**Stored data:**
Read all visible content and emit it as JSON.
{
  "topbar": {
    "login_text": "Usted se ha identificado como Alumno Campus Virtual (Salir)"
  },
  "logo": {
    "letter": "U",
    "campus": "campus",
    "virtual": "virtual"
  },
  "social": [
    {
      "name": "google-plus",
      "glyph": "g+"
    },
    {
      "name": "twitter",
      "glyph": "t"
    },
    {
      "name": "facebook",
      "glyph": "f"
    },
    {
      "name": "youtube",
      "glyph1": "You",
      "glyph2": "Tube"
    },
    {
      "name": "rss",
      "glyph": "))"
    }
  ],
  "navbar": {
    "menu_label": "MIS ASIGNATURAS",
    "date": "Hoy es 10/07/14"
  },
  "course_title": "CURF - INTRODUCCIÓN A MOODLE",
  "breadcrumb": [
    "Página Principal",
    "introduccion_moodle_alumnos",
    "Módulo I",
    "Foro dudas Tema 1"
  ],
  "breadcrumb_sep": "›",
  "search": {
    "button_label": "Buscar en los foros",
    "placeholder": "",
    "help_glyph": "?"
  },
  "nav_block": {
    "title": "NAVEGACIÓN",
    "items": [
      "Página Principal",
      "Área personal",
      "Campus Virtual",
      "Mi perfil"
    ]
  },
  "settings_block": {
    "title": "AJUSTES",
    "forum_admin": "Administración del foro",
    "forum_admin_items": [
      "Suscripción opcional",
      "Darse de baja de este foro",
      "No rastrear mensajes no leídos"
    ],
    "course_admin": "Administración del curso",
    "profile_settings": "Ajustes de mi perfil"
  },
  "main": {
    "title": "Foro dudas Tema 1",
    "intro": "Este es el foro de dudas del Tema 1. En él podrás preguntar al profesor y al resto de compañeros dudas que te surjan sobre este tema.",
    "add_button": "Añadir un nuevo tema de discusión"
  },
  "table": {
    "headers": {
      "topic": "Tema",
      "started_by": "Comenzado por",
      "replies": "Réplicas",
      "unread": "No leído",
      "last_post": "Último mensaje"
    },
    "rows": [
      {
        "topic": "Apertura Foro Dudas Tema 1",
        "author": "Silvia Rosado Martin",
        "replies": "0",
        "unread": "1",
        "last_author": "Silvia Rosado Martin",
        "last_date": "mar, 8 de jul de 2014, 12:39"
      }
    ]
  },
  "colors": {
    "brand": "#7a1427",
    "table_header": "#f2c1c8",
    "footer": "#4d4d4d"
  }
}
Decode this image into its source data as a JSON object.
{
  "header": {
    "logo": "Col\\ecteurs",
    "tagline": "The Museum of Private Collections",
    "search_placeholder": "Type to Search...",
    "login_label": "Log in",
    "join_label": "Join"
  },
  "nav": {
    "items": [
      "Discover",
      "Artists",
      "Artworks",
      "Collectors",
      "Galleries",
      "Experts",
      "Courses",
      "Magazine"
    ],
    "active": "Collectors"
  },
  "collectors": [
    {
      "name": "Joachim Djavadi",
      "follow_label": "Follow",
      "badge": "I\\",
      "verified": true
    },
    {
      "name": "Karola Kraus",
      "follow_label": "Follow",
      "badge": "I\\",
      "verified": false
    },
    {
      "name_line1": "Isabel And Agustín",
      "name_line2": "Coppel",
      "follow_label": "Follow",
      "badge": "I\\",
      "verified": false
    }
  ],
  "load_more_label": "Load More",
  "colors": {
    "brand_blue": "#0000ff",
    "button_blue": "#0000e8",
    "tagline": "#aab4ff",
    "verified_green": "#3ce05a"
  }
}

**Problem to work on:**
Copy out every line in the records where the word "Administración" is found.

**Answer space:**
    "forum_admin": "Administración del foro",
    "course_admin": "Administración del curso",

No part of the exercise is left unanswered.